(e) In all cases, the chief administrative law judge shall set forth the factors that are the basis for the decision.
After the public notice period or the public hearing, if required under subdivision 3, and based on the petition, any public comments received, and, if a hearing was held, the hearing record, the chief administrative law judge shall make findings of fact and conclusions determining whether the conditions requisite for the creation of a district exist in the territory described in the petition. If the chief administrative law judge finds that the conditions exist, the judge may make an order creating a district for the territory described in that petition under the name proposed in the petition or such other name, including the words "sanitary district," as the judge deems appropriate.

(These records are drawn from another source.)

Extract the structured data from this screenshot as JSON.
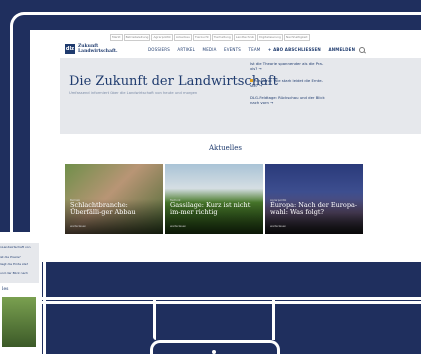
{
  "topbar": {
    "links": [
      "Markt",
      "Betriebsleitung",
      "Agrarpolitik",
      "Ackerbau",
      "Tierzucht",
      "Tierhaltung",
      "Landtechnik",
      "Digitalisierung",
      "Nachhaltigkeit"
    ]
  },
  "logo": {
    "box_text": "dlz",
    "name_line1": "Zukunft",
    "name_line2": "Landwirtschaft."
  },
  "nav": {
    "items": [
      "DOSSIERS",
      "ARTIKEL",
      "MEDIA",
      "EVENTS",
      "TEAM"
    ],
    "subscribe": "+ ABO ABSCHLIESSEN",
    "login": "ANMELDEN"
  },
  "hero": {
    "title": "Die Zukunft der Landwirtschaft",
    "subtitle": "Umfassend informiert über die Landwirtschaft von heute und morgen",
    "news": [
      "Ist die Theorie spannender als die Pra-xis?",
      "Russland: Wie stark leidet die Ernte-ste?",
      "DLG-Feldtage: Rückschau und der Blick nach vorn"
    ]
  },
  "section": {
    "title": "Aktuelles"
  },
  "cards": [
    {
      "tag": "Betrieb",
      "title": "Schlachtbranche: Überfälli-ger Abbau",
      "more": "weiterlesen"
    },
    {
      "tag": "Technik",
      "title": "Gassilage: Kurz ist nicht im-mer richtig",
      "more": "weiterlesen"
    },
    {
      "tag": "Agrarpolitik",
      "title": "Europa: Nach der Europa-wahl: Was folgt?",
      "more": "weiterlesen"
    }
  ],
  "laptop": {
    "news": [
      "nLandwirtschaft von",
      "ist die Praxis?",
      "liegt die Ernte ste?",
      "und der Blick nach"
    ],
    "heading": "les"
  },
  "colors": {
    "background": "#1f2f5e",
    "brand": "#1f3b6e",
    "accent": "#e0a020",
    "hero_bg": "#e6e8ec"
  }
}
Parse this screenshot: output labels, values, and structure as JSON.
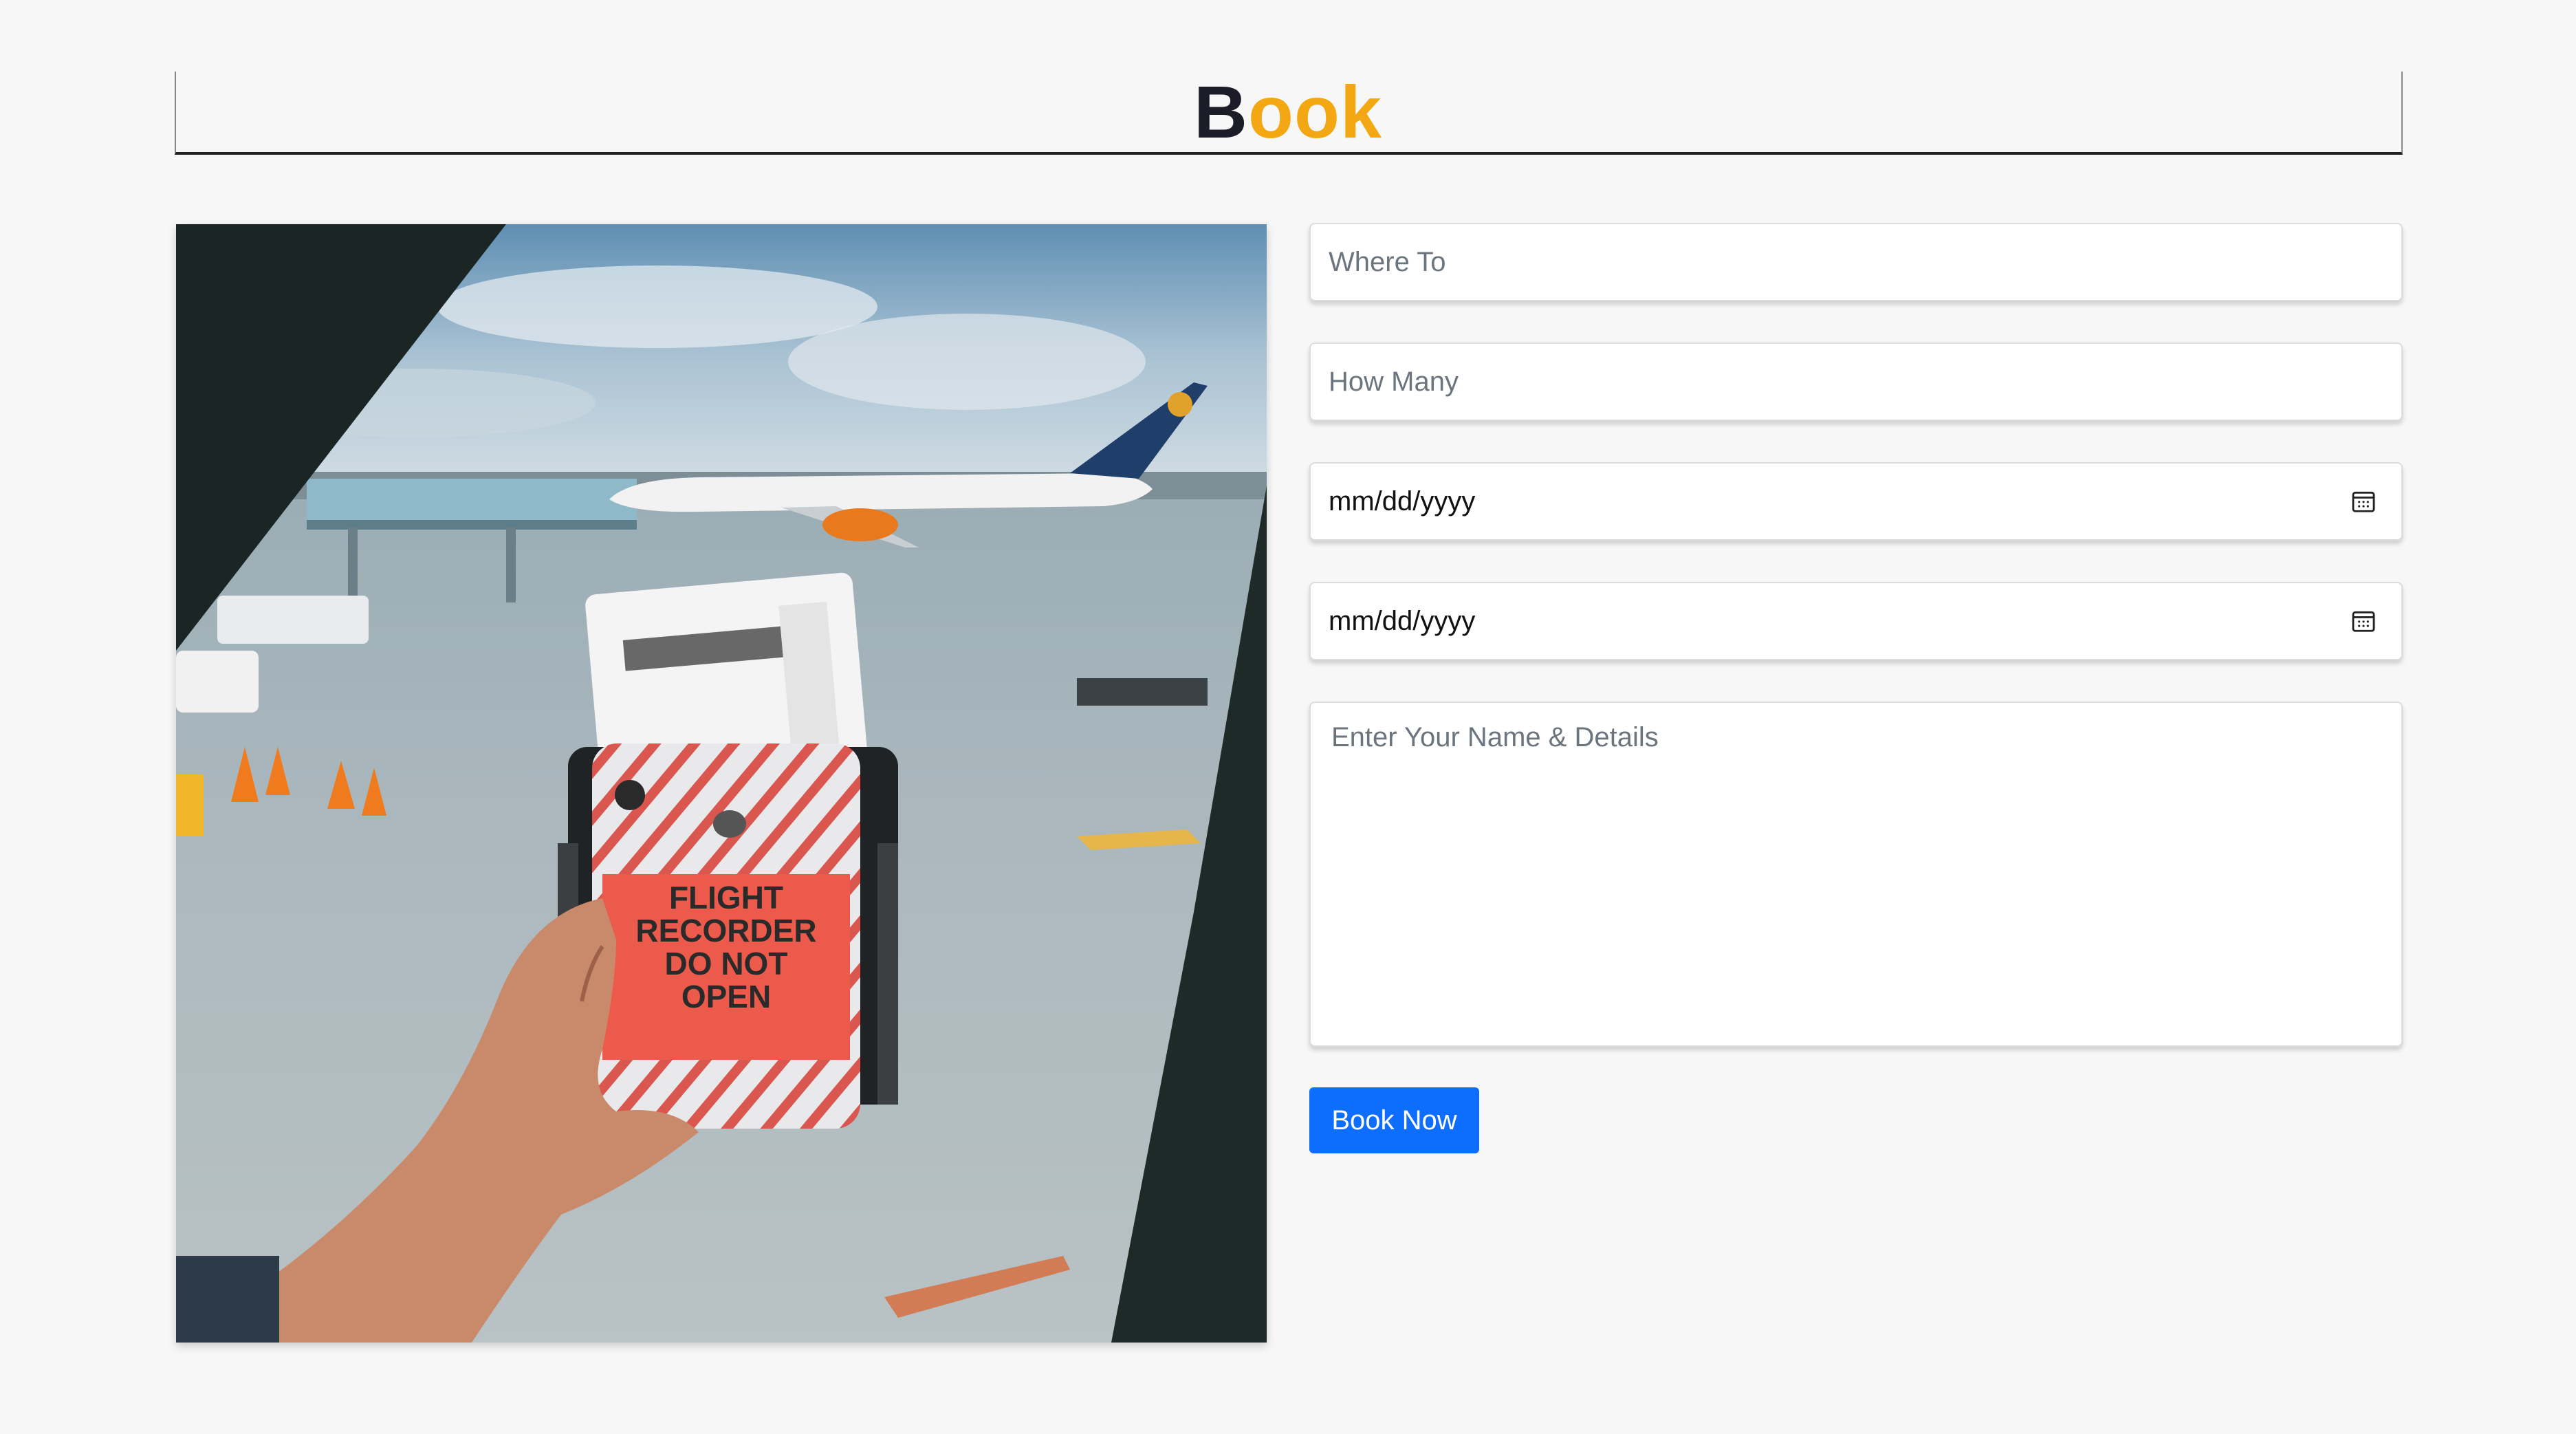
{
  "header": {
    "title_first": "B",
    "title_rest": "ook"
  },
  "photo": {
    "alt": "Hand holding a phone in a case printed FLIGHT RECORDER DO NOT OPEN with a boarding pass, in front of an airport window with a jet on a wet apron",
    "case_text": [
      "FLIGHT",
      "RECORDER",
      "DO NOT",
      "OPEN"
    ]
  },
  "form": {
    "where_placeholder": "Where To",
    "how_many_placeholder": "How Many",
    "arrival_date": "mm/dd/yyyy",
    "leaving_date": "mm/dd/yyyy",
    "details_placeholder": "Enter Your Name & Details",
    "submit_label": "Book Now"
  },
  "colors": {
    "accent": "#f3a712",
    "button": "#0d6efd",
    "title_dark": "#1c1c28"
  },
  "icons": {
    "date_icon": "calendar-icon"
  }
}
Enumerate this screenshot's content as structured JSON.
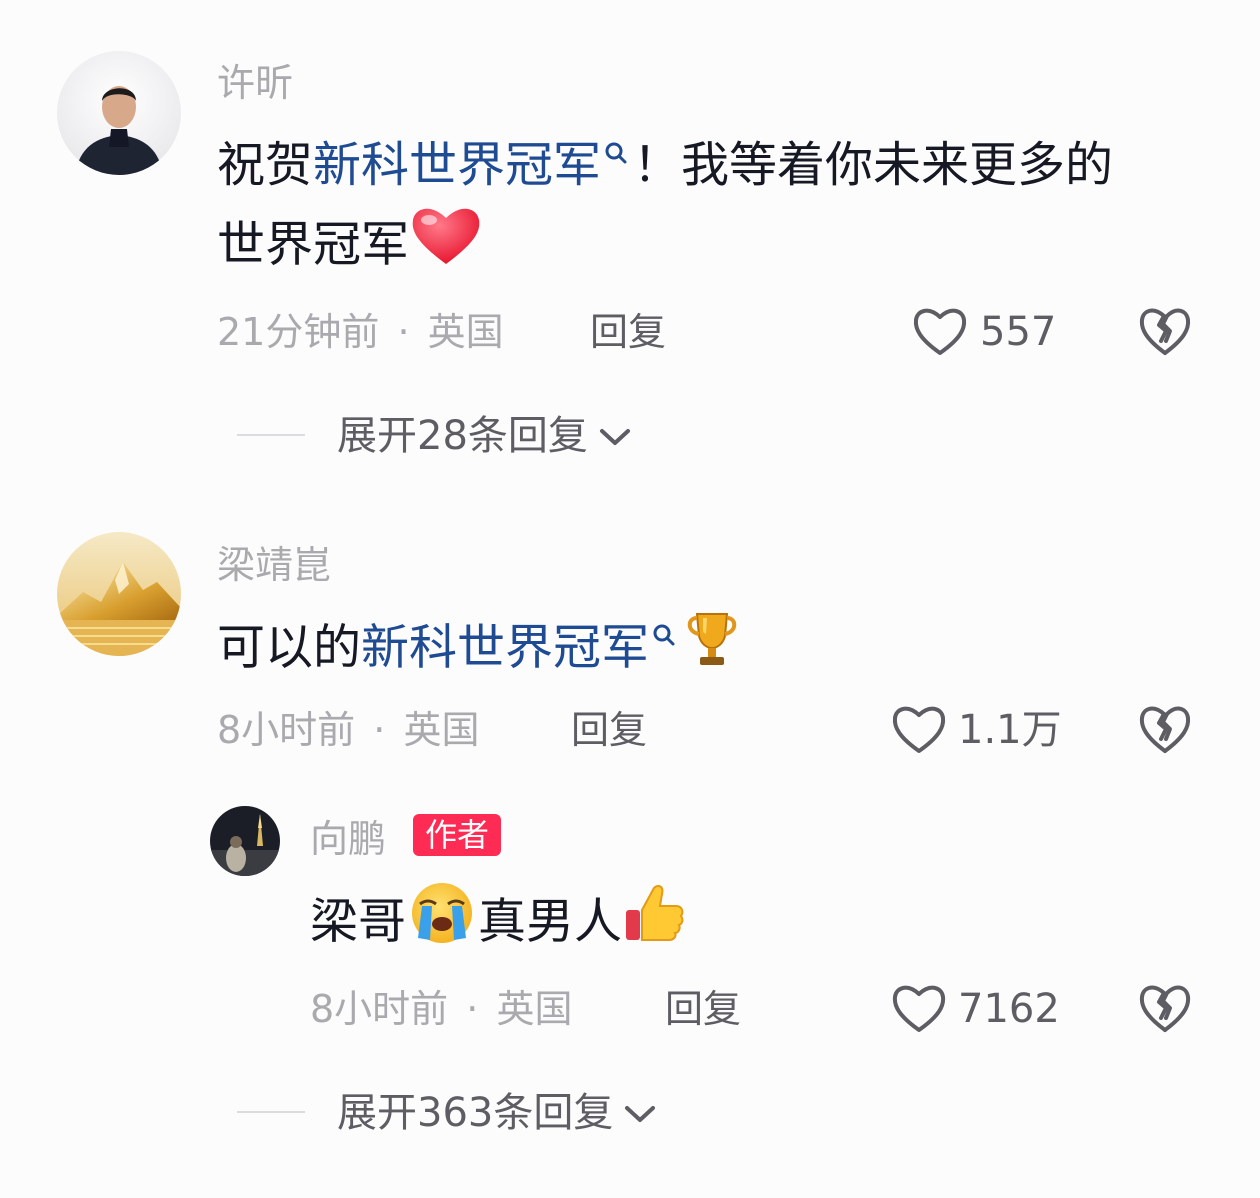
{
  "comments": [
    {
      "author": "许昕",
      "text_pre": "祝贺",
      "link": "新科世界冠军",
      "text_post_1": "！我等着你未来更多的",
      "text_line2": "世界冠军",
      "emoji_1": "red-heart",
      "time": "21分钟前",
      "separator": "·",
      "location": "英国",
      "reply_label": "回复",
      "likes": "557",
      "expand_label": "展开28条回复"
    },
    {
      "author": "梁靖崑",
      "text_pre": "可以的",
      "link": "新科世界冠军",
      "emoji_1": "trophy",
      "time": "8小时前",
      "separator": "·",
      "location": "英国",
      "reply_label": "回复",
      "likes": "1.1万",
      "reply": {
        "author": "向鹏",
        "badge": "作者",
        "text_1": "梁哥",
        "emoji_1": "loudly-crying-face",
        "text_2": "真男人",
        "emoji_2": "thumbs-up",
        "time": "8小时前",
        "separator": "·",
        "location": "英国",
        "reply_label": "回复",
        "likes": "7162"
      },
      "expand_label": "展开363条回复"
    }
  ],
  "colors": {
    "link": "#1f4b93",
    "badge": "#fe2c55",
    "muted": "#a9a9ae",
    "action": "#5d5d63"
  }
}
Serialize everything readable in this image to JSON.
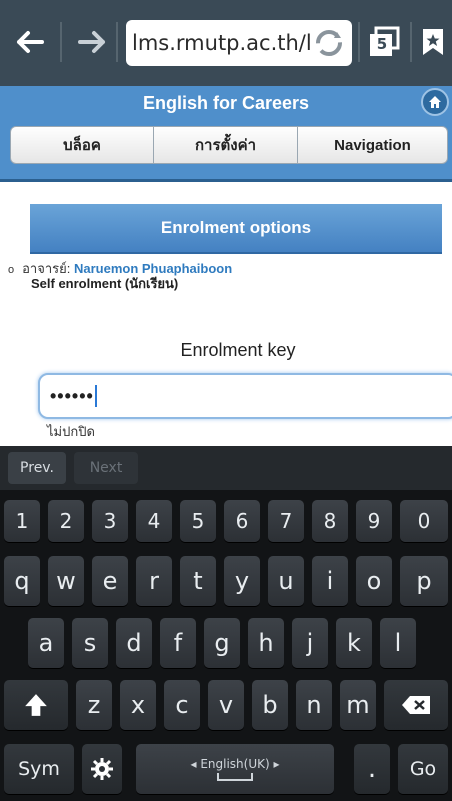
{
  "browser": {
    "url": "lms.rmutp.ac.th/l",
    "tab_count": "5",
    "icons": [
      "back-arrow-icon",
      "forward-arrow-icon",
      "reload-icon",
      "tabs-icon",
      "bookmark-star-icon"
    ]
  },
  "site": {
    "title": "English for Careers",
    "home_icon": "home-icon",
    "segments": [
      "บล็อค",
      "การตั้งค่า",
      "Navigation"
    ]
  },
  "content": {
    "section_title": "Enrolment options",
    "teacher_label": "อาจารย์: ",
    "teacher_name": "Naruemon Phuaphaiboon",
    "self_enrolment": "Self enrolment (นักเรียน)",
    "enrolment_key_label": "Enrolment key",
    "enrolment_key_value": "••••••",
    "unmask_label": "ไม่ปกปิด"
  },
  "keyboard": {
    "toolbar": {
      "prev": "Prev.",
      "next": "Next"
    },
    "numbers": [
      "1",
      "2",
      "3",
      "4",
      "5",
      "6",
      "7",
      "8",
      "9",
      "0"
    ],
    "row1": [
      "q",
      "w",
      "e",
      "r",
      "t",
      "y",
      "u",
      "i",
      "o",
      "p"
    ],
    "row2": [
      "a",
      "s",
      "d",
      "f",
      "g",
      "h",
      "j",
      "k",
      "l"
    ],
    "row3": [
      "z",
      "x",
      "c",
      "v",
      "b",
      "n",
      "m"
    ],
    "sym": "Sym",
    "language": "English(UK)",
    "period": ".",
    "go": "Go"
  }
}
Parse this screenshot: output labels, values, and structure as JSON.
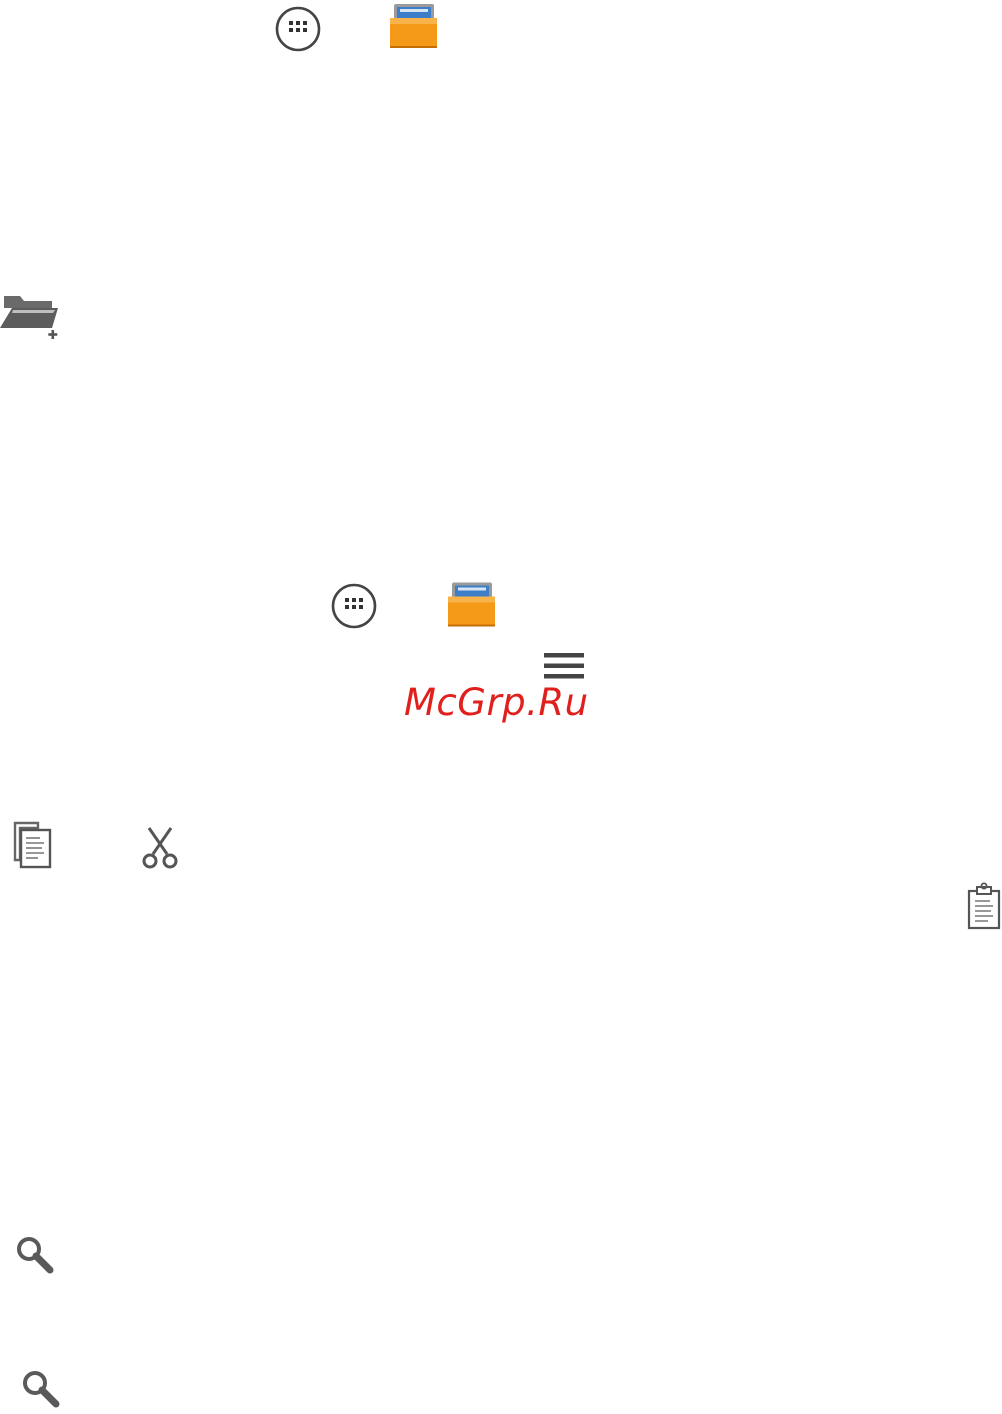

If the chief administrative law judge, after conclusion of the public notice period or holding a hearing, if required, determines that the creation of a district in the territory described in the petition is not warranted, the judge shall make an order denying the petition. The chief administrative law judge shall give notice of the denial by mail or e-mail to each signer of the petition. No petition for the creation of a district consisting of the same territory shall be entertained within one year after the date of an order under this subdivision. Nothing in this subdivision precludes action on a petition for the creation of a district embracing part of the territory with or without other territory.
The chief administrative law judge shall publish a notice of the final order creating a sanitary district in a newspaper of general circulation within the territory of the proposed district, and shall mail or e-mail a notice of the final order creating a sanitary district to each property owner in the affected territory at the owner's address as given by the county auditor. The notice must:
(1) describe the petition for creation of the district;
(2) describe the territory affected by the petition; and
(3) state that a certified copy of the order shall be delivered to the secretary of state for filing ten days after publication of the order.
Ten days after publication of the order, the chief administrative law judge shall deliver a certified copy of the order to the secretary of state for filing. Thereupon, the creation of the district is deemed complete, and it shall be conclusively presumed that all requirements of law relating thereto have been complied with. The chief administrative law judge shall also transmit a certified copy of the order for filing to the county auditor of each county and the clerk or recorder of each municipality and organized town wherein any part of the territory of the district is situated and to the secretary of the district board when elected.
Official Publication of the State of Minnesota
Revisor of Statutes